**Data shown:**
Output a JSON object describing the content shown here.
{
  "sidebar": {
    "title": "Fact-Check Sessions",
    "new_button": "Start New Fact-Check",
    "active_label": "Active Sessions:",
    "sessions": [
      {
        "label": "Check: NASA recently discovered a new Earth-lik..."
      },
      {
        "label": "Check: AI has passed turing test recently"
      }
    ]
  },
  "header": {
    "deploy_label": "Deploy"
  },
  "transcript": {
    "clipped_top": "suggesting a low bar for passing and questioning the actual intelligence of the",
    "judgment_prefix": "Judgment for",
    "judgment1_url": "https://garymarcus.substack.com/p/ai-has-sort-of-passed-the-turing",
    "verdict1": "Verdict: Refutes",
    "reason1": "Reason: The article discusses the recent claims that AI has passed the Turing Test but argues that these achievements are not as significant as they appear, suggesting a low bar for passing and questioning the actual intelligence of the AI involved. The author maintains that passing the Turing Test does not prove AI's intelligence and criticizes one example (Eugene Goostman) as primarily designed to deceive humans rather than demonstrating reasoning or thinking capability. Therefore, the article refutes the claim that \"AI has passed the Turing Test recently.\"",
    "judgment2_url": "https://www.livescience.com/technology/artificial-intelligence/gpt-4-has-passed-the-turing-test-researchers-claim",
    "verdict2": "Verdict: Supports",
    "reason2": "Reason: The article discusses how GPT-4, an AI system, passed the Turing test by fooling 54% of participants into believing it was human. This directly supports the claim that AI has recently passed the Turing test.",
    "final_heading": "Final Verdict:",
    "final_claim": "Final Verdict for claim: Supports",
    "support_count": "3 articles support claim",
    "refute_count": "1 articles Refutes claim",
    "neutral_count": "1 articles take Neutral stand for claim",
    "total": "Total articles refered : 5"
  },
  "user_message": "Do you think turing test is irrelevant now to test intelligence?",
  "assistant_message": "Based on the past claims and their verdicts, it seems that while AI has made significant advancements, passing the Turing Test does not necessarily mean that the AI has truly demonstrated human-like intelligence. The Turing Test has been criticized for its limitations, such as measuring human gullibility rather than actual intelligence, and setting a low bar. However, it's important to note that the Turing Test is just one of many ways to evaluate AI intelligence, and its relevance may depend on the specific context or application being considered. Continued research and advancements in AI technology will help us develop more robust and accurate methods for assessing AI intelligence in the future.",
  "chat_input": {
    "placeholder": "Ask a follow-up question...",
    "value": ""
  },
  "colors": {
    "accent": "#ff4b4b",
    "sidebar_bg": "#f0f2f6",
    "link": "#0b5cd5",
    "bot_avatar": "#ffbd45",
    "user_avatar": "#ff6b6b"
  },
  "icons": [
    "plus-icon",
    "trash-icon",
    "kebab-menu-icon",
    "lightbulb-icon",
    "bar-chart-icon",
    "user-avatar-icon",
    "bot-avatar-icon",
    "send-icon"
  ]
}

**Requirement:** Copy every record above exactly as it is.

**Task solution:**
Output a JSON object describing the content shown here.
{
  "sidebar": {
    "title": "Fact-Check Sessions",
    "new_button": "Start New Fact-Check",
    "active_label": "Active Sessions:",
    "sessions": [
      {
        "label": "Check: NASA recently discovered a new Earth-lik..."
      },
      {
        "label": "Check: AI has passed turing test recently"
      }
    ]
  },
  "header": {
    "deploy_label": "Deploy"
  },
  "transcript": {
    "clipped_top": "suggesting a low bar for passing and questioning the actual intelligence of the",
    "judgment_prefix": "Judgment for",
    "judgment1_url": "https://garymarcus.substack.com/p/ai-has-sort-of-passed-the-turing",
    "verdict1": "Verdict: Refutes",
    "reason1": "Reason: The article discusses the recent claims that AI has passed the Turing Test but argues that these achievements are not as significant as they appear, suggesting a low bar for passing and questioning the actual intelligence of the AI involved. The author maintains that passing the Turing Test does not prove AI's intelligence and criticizes one example (Eugene Goostman) as primarily designed to deceive humans rather than demonstrating reasoning or thinking capability. Therefore, the article refutes the claim that \"AI has passed the Turing Test recently.\"",
    "judgment2_url": "https://www.livescience.com/technology/artificial-intelligence/gpt-4-has-passed-the-turing-test-researchers-claim",
    "verdict2": "Verdict: Supports",
    "reason2": "Reason: The article discusses how GPT-4, an AI system, passed the Turing test by fooling 54% of participants into believing it was human. This directly supports the claim that AI has recently passed the Turing test.",
    "final_heading": "Final Verdict:",
    "final_claim": "Final Verdict for claim: Supports",
    "support_count": "3 articles support claim",
    "refute_count": "1 articles Refutes claim",
    "neutral_count": "1 articles take Neutral stand for claim",
    "total": "Total articles refered : 5"
  },
  "user_message": "Do you think turing test is irrelevant now to test intelligence?",
  "assistant_message": "Based on the past claims and their verdicts, it seems that while AI has made significant advancements, passing the Turing Test does not necessarily mean that the AI has truly demonstrated human-like intelligence. The Turing Test has been criticized for its limitations, such as measuring human gullibility rather than actual intelligence, and setting a low bar. However, it's important to note that the Turing Test is just one of many ways to evaluate AI intelligence, and its relevance may depend on the specific context or application being considered. Continued research and advancements in AI technology will help us develop more robust and accurate methods for assessing AI intelligence in the future.",
  "chat_input": {
    "placeholder": "Ask a follow-up question...",
    "value": ""
  },
  "colors": {
    "accent": "#ff4b4b",
    "sidebar_bg": "#f0f2f6",
    "link": "#0b5cd5",
    "bot_avatar": "#ffbd45",
    "user_avatar": "#ff6b6b"
  },
  "icons": [
    "plus-icon",
    "trash-icon",
    "kebab-menu-icon",
    "lightbulb-icon",
    "bar-chart-icon",
    "user-avatar-icon",
    "bot-avatar-icon",
    "send-icon"
  ]
}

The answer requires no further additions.